[Dataset rows for apps and sites]
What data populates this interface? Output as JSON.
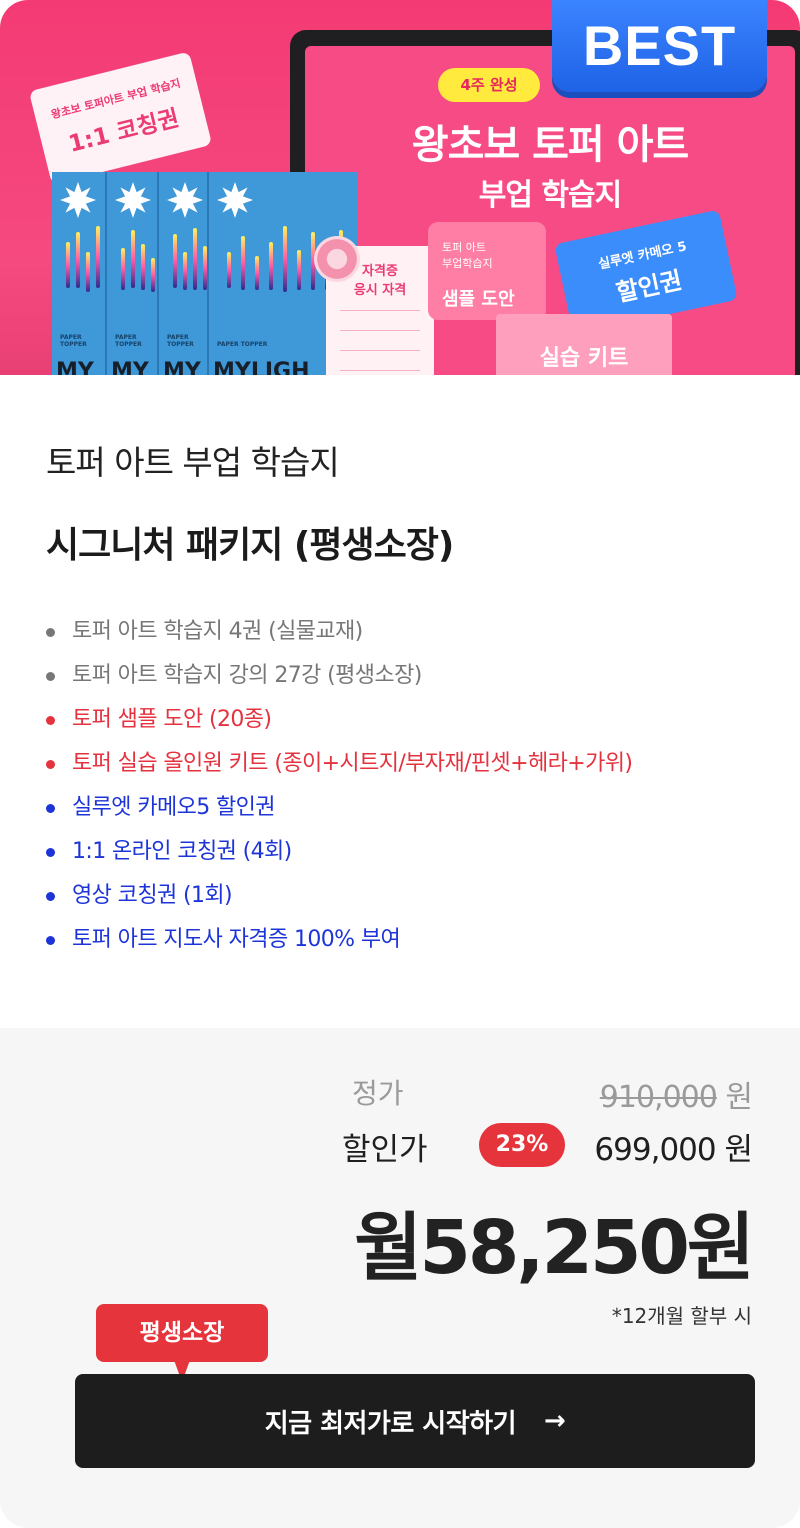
{
  "hero": {
    "best_badge": "BEST",
    "ticket_coaching_small": "왕초보 토퍼아트 부업 학습지",
    "ticket_coaching_big": "1:1 코칭권",
    "tag_4weeks": "4주 완성",
    "screen_title_1": "왕초보 토퍼 아트",
    "screen_title_2": "부업 학습지",
    "cert_line_1": "자격증",
    "cert_line_2": "응시 자격",
    "sample_small_1": "토퍼 아트",
    "sample_small_2": "부업학습지",
    "sample_big": "샘플 도안",
    "discount_small": "실루엣 카메오 5",
    "discount_big": "할인권",
    "kit": "실습 키트",
    "book_spine_label": "PAPER TOPPER",
    "book_bottom_text": [
      "MY",
      "MY",
      "MY",
      "MYLIGH"
    ]
  },
  "product": {
    "subtitle": "토퍼 아트 부업 학습지",
    "title": "시그니처 패키지 (평생소장)"
  },
  "features": [
    {
      "text": "토퍼 아트 학습지 4권 (실물교재)",
      "color": "gray"
    },
    {
      "text": "토퍼 아트 학습지 강의 27강 (평생소장)",
      "color": "gray"
    },
    {
      "text": "토퍼 샘플 도안 (20종)",
      "color": "red"
    },
    {
      "text": "토퍼 실습 올인원 키트 (종이+시트지/부자재/핀셋+헤라+가위)",
      "color": "red"
    },
    {
      "text": "실루엣 카메오5 할인권",
      "color": "blue"
    },
    {
      "text": "1:1 온라인 코칭권 (4회)",
      "color": "blue"
    },
    {
      "text": "영상 코칭권 (1회)",
      "color": "blue"
    },
    {
      "text": "토퍼 아트 지도사 자격증 100% 부여",
      "color": "blue"
    }
  ],
  "price": {
    "list_label": "정가",
    "list_price": "910,000",
    "list_unit": "원",
    "sale_label": "할인가",
    "discount": "23%",
    "sale_price": "699,000 원",
    "monthly": "월58,250원",
    "installment_note": "*12개월 할부 시"
  },
  "cta": {
    "badge": "평생소장",
    "label": "지금 최저가로 시작하기",
    "arrow": "→"
  },
  "colors": {
    "hero_pink": "#f43a74",
    "best_blue": "#1e62e6",
    "accent_red": "#e6343c",
    "feature_gray": "#777777",
    "feature_red": "#e5323f",
    "feature_blue": "#1d35d8",
    "cta_bg": "#1d1d1d"
  }
}
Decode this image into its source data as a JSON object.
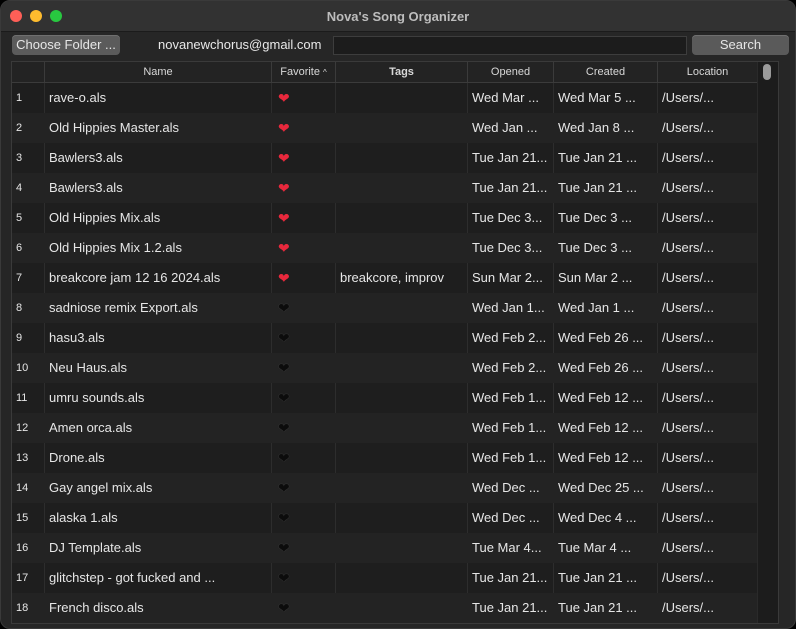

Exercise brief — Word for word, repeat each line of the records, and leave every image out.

Exercise response —
What data populates this interface? Output as JSON.
{
  "hero": {
    "best_badge": "BEST",
    "ticket_coaching_small": "왕초보 토퍼아트 부업 학습지",
    "ticket_coaching_big": "1:1 코칭권",
    "tag_4weeks": "4주 완성",
    "screen_title_1": "왕초보 토퍼 아트",
    "screen_title_2": "부업 학습지",
    "cert_line_1": "자격증",
    "cert_line_2": "응시 자격",
    "sample_small_1": "토퍼 아트",
    "sample_small_2": "부업학습지",
    "sample_big": "샘플 도안",
    "discount_small": "실루엣 카메오 5",
    "discount_big": "할인권",
    "kit": "실습 키트",
    "book_spine_label": "PAPER TOPPER",
    "book_bottom_text": [
      "MY",
      "MY",
      "MY",
      "MYLIGH"
    ]
  },
  "product": {
    "subtitle": "토퍼 아트 부업 학습지",
    "title": "시그니처 패키지 (평생소장)"
  },
  "features": [
    {
      "text": "토퍼 아트 학습지 4권 (실물교재)",
      "color": "gray"
    },
    {
      "text": "토퍼 아트 학습지 강의 27강 (평생소장)",
      "color": "gray"
    },
    {
      "text": "토퍼 샘플 도안 (20종)",
      "color": "red"
    },
    {
      "text": "토퍼 실습 올인원 키트 (종이+시트지/부자재/핀셋+헤라+가위)",
      "color": "red"
    },
    {
      "text": "실루엣 카메오5 할인권",
      "color": "blue"
    },
    {
      "text": "1:1 온라인 코칭권 (4회)",
      "color": "blue"
    },
    {
      "text": "영상 코칭권 (1회)",
      "color": "blue"
    },
    {
      "text": "토퍼 아트 지도사 자격증 100% 부여",
      "color": "blue"
    }
  ],
  "price": {
    "list_label": "정가",
    "list_price": "910,000",
    "list_unit": "원",
    "sale_label": "할인가",
    "discount": "23%",
    "sale_price": "699,000 원",
    "monthly": "월58,250원",
    "installment_note": "*12개월 할부 시"
  },
  "cta": {
    "badge": "평생소장",
    "label": "지금 최저가로 시작하기",
    "arrow": "→"
  },
  "colors": {
    "hero_pink": "#f43a74",
    "best_blue": "#1e62e6",
    "accent_red": "#e6343c",
    "feature_gray": "#777777",
    "feature_red": "#e5323f",
    "feature_blue": "#1d35d8",
    "cta_bg": "#1d1d1d"
  }
}
Decode this image into its source data as a JSON object.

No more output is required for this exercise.